Originally written for Tahrir Souri – Hasan Mustafa

You can also download the report here.


ISF = Iraqi Security Forces

ISI = Islamic State of Iraq

ISIS = Islamic State of Iraq and Al-Sham

JAN = Jabhat al-Nusra

JRTN = Jaish Rijal al-Tariq Naqshbandi (Army of the Men of the Naqshbandi Way)

JSOC = Joint Special Operations Command

VBIED = Vehicle Borne Improvised Explosive Device (colloquially known as car-bombs)

Examining the Causes of the Islamic State’s Resurgence in Iraq

In 2011 an article in the New York Times confidently asserted that the Islamic State of Iraq was “unlikely to regain its prior strength,” in reference to its peak in the Sunni insurgency of 2006 [1]. Analysts who subscribed to such thinking are being forced to eat their own words today as the Islamic State of Iraq and Al-Sham (ISIS) has surpassed its prior strength and is among the most powerful militant groups in the world. Indeed, ISIS now controls vast swathes of territory and runs a pseudo-state in north-eastern Syria and western Iraq.

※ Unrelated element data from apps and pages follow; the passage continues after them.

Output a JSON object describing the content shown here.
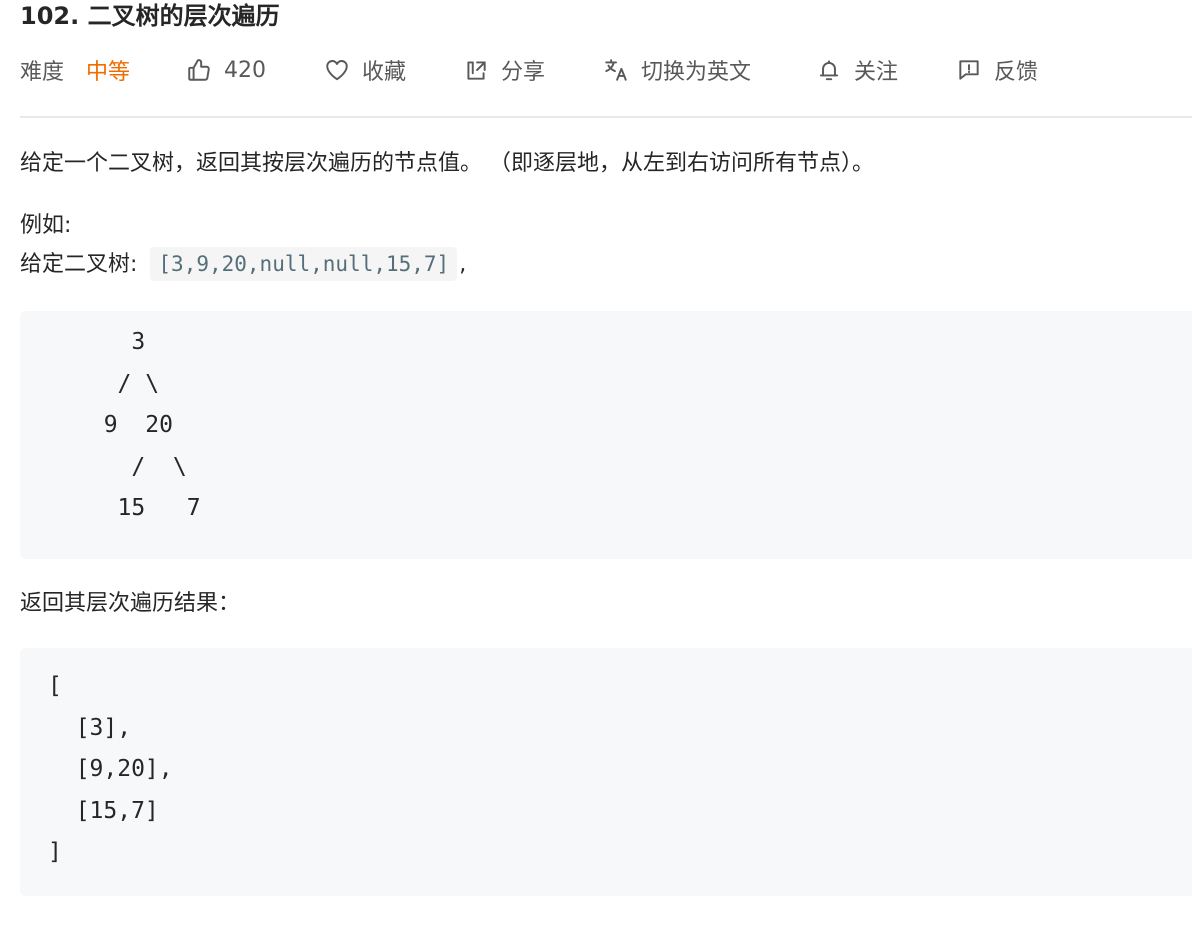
{
  "problem": {
    "title": "102. 二叉树的层次遍历"
  },
  "toolbar": {
    "difficulty_label": "难度",
    "difficulty_value": "中等",
    "likes_count": "420",
    "favorite_label": "收藏",
    "share_label": "分享",
    "translate_label": "切换为英文",
    "follow_label": "关注",
    "feedback_label": "反馈"
  },
  "description": {
    "intro": "给定一个二叉树，返回其按层次遍历的节点值。 （即逐层地，从左到右访问所有节点）。",
    "example_heading": "例如:",
    "given_prefix": "给定二叉树: ",
    "given_code": "[3,9,20,null,null,15,7]",
    "given_suffix": ",",
    "tree_diagram": "    3\n   / \\\n  9  20\n    /  \\\n   15   7",
    "result_heading": "返回其层次遍历结果：",
    "result_code": "[\n  [3],\n  [9,20],\n  [15,7]\n]"
  },
  "colors": {
    "difficulty_medium": "#ef6c00",
    "code_background": "#f7f8fa",
    "inline_code_text": "#546e7a"
  },
  "icons": {
    "likes": "thumbs-up-icon",
    "favorite": "heart-icon",
    "share": "share-icon",
    "translate": "translate-icon",
    "follow": "bell-icon",
    "feedback": "feedback-icon"
  }
}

On June 9th 2014, fighters belong to the ISIS launched an attack on Iraq’s second largest city, Mosul. By midday June 10th, the ISIS was in control of much of Mosul as resistance from Iraqi Security Forces (ISF) seemingly melted away. Tikrit was also reportedly seized on June 11th. In addition to these prizes, the ISIS has seized control of the entirety of the Nineveh Governorate, large parts of the Anbar Governorate including Ramadi and the infamous city of Fallujah, as well as parts of the Salaheddin and the Kirkuk Governorates. Under the leadership of Abu Bakr al-Baghdadi, there is no doubt that the Islamic State has made a stunning comeback in Iraq. In its nadir in 2010, the organization had dwindled to only 200 “hardcore” fighters [2]. A far cry from the situation today where ISIS is able to control territory and exercise effective denial of area against the ISF. The Islamic State’s meteoric rise is not without explanation as many competing factors have contributed to this reinvigoration. Most prominent among these factors is Sunni marginalization by the Iraqi government, the extreme incompetence of the Iraqi Security Forces and a major change in ISIS operational tactics.